Dataset rows describing interfaces:
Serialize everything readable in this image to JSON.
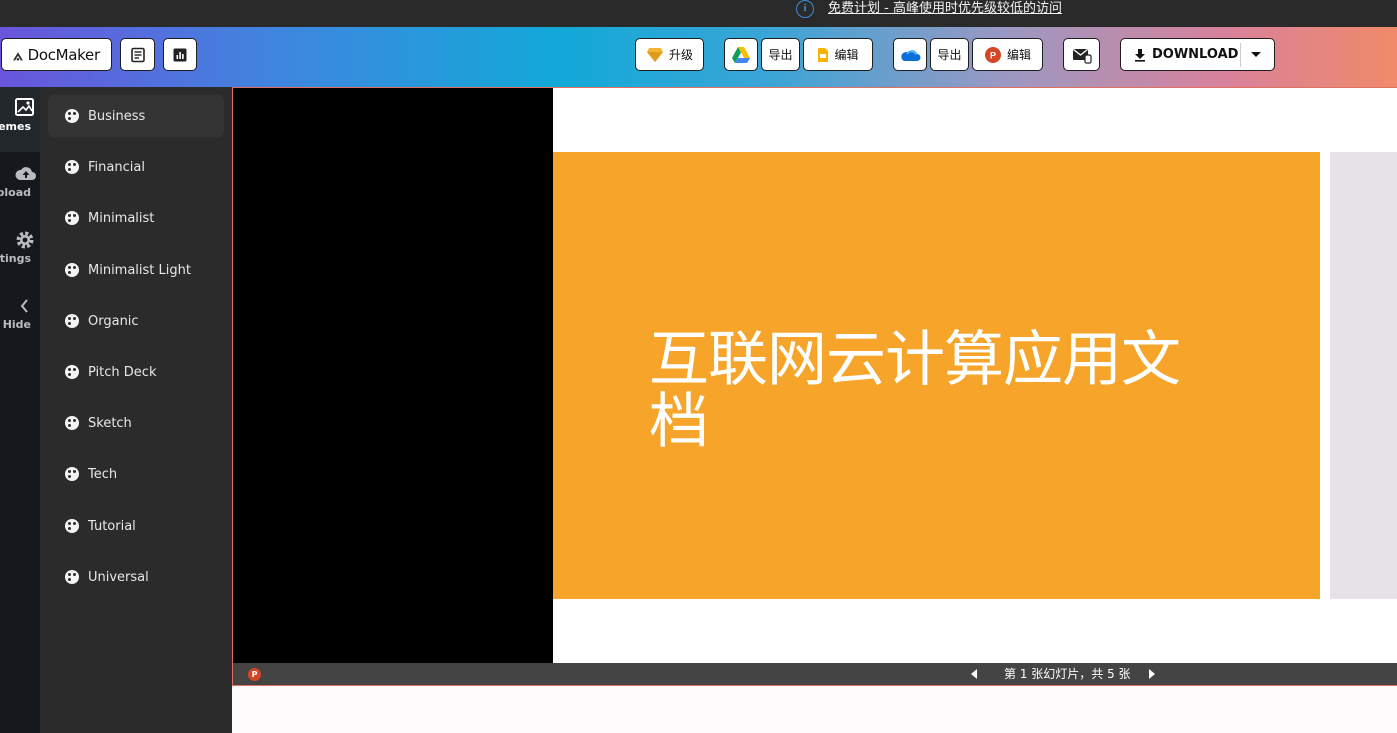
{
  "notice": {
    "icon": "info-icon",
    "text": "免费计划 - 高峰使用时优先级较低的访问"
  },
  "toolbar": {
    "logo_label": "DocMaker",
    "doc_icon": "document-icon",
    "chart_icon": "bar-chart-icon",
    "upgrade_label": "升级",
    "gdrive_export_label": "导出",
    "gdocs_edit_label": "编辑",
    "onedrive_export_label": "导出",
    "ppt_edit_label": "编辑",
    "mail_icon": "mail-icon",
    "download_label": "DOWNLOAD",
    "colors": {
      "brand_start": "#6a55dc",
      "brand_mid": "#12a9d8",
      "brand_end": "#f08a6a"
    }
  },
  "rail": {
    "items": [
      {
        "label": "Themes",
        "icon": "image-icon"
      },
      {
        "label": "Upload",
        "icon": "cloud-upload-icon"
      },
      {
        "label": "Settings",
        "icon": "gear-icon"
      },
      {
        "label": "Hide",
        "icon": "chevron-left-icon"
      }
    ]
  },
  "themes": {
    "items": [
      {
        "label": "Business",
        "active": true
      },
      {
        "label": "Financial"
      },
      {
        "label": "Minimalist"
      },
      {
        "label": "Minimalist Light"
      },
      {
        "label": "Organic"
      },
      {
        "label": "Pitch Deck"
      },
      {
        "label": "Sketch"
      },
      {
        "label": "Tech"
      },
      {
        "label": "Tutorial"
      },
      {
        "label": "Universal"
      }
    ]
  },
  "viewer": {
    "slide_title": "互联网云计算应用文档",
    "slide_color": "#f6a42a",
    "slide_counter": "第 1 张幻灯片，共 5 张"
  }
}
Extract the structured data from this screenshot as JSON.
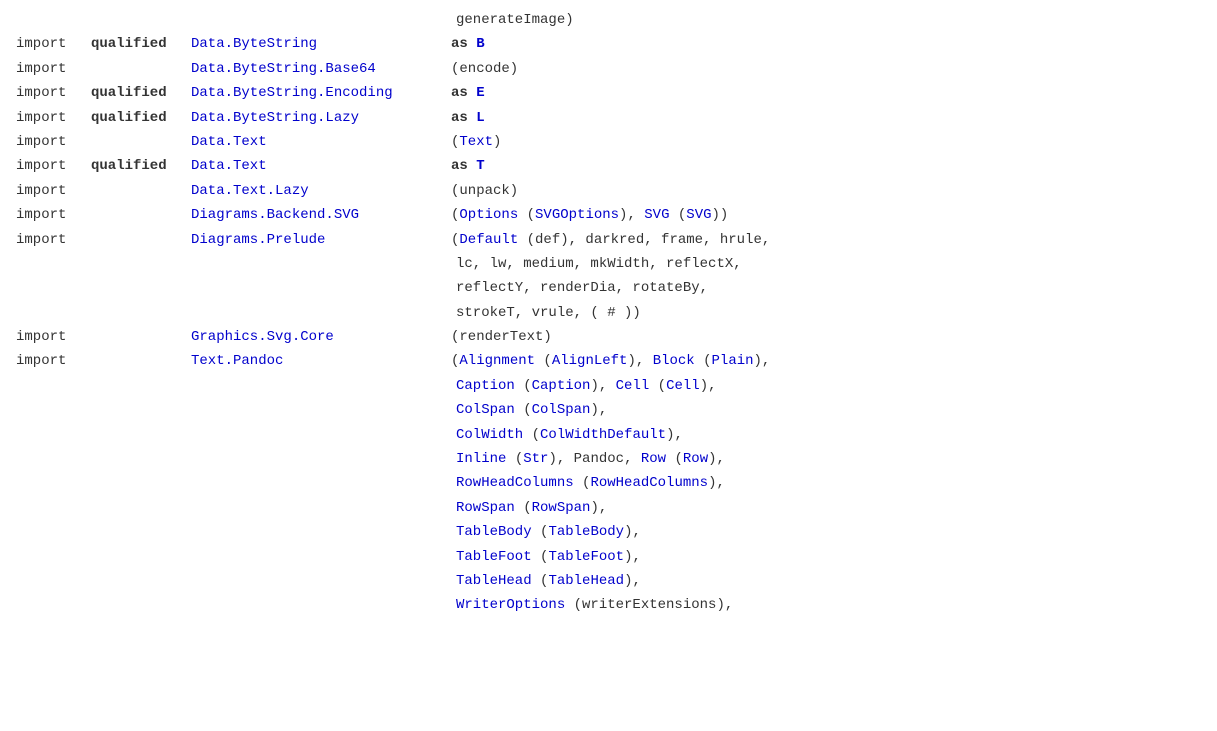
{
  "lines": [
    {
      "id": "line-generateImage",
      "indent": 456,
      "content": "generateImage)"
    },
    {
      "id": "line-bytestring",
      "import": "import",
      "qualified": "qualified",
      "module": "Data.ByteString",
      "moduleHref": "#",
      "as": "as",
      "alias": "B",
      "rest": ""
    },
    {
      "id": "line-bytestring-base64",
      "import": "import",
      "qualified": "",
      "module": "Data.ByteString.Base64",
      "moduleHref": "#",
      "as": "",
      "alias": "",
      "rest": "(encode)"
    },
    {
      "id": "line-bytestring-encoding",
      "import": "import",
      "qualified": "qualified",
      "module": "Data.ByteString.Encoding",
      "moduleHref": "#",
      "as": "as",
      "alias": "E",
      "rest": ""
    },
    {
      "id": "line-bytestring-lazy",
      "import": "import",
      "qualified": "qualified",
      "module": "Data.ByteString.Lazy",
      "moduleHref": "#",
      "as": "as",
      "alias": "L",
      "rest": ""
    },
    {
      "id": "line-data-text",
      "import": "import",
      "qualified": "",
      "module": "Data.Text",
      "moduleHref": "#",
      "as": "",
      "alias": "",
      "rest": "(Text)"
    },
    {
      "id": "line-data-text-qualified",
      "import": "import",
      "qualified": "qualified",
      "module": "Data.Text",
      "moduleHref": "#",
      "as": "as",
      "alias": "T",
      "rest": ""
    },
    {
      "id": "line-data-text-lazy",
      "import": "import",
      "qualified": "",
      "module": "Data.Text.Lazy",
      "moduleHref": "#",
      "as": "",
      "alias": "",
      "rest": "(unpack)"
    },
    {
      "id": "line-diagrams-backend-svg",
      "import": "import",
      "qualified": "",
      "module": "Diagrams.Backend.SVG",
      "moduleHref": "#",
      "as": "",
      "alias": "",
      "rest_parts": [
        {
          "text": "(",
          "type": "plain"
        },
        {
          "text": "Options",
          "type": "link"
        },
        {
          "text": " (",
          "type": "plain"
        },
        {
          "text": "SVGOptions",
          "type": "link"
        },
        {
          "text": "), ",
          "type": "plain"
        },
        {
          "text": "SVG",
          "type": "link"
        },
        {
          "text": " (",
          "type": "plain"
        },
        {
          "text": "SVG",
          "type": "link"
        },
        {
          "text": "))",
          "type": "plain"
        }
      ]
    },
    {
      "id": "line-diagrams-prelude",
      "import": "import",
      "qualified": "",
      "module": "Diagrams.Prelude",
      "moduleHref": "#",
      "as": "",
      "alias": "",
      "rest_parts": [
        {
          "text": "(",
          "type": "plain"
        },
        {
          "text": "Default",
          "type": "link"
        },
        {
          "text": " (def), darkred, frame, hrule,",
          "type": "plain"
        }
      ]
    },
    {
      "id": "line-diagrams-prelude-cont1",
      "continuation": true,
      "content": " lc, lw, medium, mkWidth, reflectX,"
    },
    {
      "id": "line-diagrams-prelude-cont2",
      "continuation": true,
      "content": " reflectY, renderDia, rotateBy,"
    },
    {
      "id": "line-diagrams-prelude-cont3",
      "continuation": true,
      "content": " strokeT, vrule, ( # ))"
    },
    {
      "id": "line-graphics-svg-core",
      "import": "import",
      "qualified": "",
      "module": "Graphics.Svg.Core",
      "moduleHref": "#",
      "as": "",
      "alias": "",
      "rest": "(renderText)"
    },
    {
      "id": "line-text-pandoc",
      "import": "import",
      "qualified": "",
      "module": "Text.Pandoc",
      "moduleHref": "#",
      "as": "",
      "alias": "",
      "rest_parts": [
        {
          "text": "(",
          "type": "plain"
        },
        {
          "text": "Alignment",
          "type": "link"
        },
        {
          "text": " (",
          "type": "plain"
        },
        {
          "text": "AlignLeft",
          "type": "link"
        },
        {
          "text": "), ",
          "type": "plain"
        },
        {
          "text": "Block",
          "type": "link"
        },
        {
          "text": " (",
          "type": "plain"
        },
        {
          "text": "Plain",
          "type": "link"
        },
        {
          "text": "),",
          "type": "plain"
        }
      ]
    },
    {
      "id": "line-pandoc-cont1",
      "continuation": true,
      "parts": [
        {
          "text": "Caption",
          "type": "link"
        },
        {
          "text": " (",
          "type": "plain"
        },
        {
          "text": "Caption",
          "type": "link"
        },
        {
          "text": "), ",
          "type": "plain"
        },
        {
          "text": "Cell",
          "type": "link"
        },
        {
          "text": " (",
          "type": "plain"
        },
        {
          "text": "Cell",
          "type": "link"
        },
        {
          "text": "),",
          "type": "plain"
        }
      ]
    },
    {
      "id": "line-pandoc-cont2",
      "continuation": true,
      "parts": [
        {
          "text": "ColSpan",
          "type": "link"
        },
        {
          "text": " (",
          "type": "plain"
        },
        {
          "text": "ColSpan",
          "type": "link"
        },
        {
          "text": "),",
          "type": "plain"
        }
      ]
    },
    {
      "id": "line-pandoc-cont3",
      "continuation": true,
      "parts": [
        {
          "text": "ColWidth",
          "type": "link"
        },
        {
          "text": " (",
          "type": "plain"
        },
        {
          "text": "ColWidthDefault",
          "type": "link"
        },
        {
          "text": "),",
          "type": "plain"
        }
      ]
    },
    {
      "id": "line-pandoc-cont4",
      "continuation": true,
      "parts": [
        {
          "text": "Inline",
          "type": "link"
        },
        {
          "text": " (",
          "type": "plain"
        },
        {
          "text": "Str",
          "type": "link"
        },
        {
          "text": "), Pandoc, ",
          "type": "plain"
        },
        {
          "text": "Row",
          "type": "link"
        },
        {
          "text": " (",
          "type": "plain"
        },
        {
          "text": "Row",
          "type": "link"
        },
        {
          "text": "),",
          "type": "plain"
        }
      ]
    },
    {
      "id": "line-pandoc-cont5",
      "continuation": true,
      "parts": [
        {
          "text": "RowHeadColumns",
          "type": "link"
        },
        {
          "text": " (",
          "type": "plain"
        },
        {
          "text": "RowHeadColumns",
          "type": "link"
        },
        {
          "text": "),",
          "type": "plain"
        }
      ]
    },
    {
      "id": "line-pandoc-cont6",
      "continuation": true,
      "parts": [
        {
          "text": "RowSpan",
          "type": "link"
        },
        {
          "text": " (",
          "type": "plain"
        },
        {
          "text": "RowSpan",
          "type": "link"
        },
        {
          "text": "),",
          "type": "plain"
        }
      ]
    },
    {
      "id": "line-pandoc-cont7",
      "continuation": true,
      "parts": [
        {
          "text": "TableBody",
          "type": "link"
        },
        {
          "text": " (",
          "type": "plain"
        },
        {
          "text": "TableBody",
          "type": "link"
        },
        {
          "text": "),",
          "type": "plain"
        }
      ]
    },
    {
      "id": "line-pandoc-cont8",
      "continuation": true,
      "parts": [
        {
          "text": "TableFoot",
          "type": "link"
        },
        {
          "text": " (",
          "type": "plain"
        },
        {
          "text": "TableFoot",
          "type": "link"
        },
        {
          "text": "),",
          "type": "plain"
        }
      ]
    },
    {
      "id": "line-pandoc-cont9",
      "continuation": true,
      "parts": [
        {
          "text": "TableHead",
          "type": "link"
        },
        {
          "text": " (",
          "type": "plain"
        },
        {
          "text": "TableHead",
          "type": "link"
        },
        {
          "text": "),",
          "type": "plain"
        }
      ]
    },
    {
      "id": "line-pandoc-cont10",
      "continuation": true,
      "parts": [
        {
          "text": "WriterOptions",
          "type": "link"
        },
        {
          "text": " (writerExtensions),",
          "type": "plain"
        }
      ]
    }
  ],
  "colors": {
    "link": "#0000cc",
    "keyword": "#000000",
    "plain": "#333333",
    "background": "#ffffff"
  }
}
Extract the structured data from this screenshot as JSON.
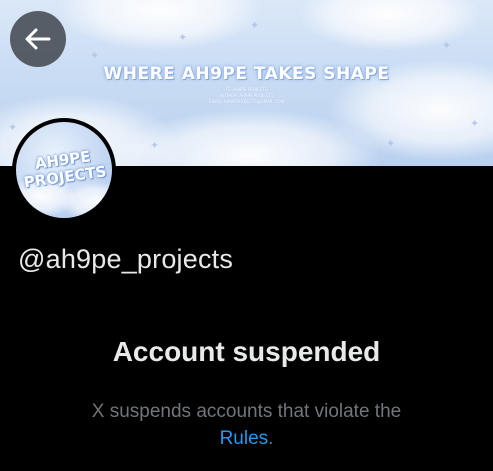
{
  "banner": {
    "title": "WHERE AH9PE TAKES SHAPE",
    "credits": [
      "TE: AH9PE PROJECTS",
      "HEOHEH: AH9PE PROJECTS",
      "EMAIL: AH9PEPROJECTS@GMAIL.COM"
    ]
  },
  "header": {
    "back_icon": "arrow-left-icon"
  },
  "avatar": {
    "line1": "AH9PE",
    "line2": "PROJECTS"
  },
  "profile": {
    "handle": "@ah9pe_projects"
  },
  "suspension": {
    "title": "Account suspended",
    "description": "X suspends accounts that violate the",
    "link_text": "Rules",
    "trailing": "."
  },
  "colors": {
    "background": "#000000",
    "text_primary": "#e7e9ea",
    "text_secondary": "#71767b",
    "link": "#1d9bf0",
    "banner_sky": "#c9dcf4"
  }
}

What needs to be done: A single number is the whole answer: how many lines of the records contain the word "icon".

Answer for this exercise: 9